:: EXERCISE DESCRIPTION ::
Report, from the records below, every line where the word "this" appears.

:: SUPPLIED RECORDS ::
----------
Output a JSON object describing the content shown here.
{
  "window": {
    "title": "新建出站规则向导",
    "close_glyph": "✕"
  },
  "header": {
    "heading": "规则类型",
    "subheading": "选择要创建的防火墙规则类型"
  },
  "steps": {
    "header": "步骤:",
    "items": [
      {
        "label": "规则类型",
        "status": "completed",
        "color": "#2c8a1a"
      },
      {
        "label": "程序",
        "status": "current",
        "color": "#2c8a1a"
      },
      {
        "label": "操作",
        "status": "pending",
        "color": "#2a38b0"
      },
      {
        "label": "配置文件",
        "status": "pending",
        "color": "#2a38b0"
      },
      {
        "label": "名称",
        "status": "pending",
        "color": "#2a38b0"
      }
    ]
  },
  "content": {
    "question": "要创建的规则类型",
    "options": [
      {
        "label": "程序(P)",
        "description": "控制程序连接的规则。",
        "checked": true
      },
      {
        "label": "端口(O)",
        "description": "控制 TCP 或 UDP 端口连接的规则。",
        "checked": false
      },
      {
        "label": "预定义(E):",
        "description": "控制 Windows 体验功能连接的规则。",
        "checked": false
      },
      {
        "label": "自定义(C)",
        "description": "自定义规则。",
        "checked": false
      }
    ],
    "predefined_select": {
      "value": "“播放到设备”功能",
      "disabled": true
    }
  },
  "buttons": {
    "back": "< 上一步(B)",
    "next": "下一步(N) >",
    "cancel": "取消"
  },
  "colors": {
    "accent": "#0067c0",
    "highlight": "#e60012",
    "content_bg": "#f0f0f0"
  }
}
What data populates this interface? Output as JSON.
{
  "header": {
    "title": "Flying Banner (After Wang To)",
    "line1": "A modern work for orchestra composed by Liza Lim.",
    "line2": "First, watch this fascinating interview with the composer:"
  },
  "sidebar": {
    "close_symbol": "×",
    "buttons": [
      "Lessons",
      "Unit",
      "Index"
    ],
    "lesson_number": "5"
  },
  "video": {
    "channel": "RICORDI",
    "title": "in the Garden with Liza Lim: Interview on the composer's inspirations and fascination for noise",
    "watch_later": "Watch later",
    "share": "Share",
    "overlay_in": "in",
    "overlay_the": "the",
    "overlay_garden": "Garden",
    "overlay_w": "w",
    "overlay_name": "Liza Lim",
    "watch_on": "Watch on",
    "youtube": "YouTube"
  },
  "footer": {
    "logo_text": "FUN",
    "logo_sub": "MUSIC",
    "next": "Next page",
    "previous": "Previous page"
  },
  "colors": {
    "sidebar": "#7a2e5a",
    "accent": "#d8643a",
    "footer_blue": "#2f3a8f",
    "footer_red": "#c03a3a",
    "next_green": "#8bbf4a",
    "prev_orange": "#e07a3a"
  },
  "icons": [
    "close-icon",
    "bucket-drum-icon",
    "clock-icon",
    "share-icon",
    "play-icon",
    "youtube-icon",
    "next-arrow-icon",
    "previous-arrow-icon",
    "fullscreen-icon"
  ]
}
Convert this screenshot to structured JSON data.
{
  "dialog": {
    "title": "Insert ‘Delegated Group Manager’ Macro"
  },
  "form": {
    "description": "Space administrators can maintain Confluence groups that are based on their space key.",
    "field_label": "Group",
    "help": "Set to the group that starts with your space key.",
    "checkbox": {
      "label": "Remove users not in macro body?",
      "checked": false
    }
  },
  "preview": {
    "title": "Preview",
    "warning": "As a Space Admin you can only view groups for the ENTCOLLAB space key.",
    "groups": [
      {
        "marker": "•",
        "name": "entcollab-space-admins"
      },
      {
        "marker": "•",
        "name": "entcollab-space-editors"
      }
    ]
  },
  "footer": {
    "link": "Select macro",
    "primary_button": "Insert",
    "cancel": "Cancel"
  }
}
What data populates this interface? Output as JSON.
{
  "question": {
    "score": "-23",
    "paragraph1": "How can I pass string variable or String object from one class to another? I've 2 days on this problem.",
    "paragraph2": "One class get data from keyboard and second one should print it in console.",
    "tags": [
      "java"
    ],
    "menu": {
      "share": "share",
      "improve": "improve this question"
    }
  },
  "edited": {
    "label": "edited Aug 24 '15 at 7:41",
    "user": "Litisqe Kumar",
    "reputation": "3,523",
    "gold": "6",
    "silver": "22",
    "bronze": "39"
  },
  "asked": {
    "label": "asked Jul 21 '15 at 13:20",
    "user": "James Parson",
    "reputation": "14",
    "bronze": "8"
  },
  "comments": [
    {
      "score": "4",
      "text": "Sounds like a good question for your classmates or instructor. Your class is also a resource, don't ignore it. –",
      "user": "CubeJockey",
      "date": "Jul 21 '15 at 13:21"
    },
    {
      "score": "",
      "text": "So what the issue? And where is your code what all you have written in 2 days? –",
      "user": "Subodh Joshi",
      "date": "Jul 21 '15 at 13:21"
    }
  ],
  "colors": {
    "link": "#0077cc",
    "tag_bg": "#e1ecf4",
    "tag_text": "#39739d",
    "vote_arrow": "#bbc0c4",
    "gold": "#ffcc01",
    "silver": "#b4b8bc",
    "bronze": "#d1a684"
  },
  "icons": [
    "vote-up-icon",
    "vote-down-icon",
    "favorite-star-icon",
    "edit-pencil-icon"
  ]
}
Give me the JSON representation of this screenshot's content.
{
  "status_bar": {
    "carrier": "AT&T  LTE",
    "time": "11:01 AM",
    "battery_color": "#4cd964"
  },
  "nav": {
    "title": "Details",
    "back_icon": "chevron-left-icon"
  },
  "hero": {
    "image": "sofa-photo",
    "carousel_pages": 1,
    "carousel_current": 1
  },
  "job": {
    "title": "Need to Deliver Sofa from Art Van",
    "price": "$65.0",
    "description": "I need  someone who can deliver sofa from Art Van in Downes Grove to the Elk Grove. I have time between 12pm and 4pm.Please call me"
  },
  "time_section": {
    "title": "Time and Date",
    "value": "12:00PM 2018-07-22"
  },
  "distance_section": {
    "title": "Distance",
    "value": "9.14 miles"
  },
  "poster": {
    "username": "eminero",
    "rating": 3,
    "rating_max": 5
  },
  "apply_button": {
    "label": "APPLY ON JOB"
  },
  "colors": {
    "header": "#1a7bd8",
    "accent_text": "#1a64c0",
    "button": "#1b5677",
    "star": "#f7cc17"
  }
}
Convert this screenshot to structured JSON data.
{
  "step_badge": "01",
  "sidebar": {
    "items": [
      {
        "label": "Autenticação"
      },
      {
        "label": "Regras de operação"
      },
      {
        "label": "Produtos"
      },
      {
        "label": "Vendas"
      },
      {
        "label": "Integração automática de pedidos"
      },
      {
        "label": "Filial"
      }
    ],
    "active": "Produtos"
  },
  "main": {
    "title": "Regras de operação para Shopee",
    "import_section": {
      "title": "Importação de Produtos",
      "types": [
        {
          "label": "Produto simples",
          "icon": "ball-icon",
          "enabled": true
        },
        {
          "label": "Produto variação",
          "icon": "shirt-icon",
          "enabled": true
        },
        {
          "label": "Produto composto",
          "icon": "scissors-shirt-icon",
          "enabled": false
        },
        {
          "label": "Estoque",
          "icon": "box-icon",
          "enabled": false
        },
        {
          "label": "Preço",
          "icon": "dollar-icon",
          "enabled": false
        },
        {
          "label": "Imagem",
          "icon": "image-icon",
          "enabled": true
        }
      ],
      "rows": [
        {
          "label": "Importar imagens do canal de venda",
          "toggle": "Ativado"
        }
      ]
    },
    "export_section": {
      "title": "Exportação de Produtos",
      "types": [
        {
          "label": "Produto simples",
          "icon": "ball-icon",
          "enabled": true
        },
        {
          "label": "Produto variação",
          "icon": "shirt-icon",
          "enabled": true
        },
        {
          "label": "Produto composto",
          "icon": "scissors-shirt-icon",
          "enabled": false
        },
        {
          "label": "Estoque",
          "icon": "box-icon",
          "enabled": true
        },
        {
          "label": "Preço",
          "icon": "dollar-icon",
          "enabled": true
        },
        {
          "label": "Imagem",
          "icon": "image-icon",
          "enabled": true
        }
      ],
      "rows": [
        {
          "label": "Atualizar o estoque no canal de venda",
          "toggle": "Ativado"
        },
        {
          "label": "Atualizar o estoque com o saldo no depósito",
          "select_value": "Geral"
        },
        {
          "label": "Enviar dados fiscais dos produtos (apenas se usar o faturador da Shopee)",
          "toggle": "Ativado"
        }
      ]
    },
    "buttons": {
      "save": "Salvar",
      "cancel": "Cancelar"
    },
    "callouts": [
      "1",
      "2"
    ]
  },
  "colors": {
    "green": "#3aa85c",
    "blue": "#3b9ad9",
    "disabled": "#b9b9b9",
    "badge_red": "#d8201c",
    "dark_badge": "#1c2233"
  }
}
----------
:: EXERCISE RESPONSE ::
What data populates this interface? Output as JSON.
    "line2": "First, watch this fascinating interview with the composer:"
Convert this screenshot to structured JSON data.
What data populates this interface? Output as JSON.
    "paragraph1": "How can I pass string variable or String object from one class to another? I've 2 days on this problem.",
      "improve": "improve this question"
Give me the JSON representation of this screenshot's content.
Convert this screenshot to structured JSON data.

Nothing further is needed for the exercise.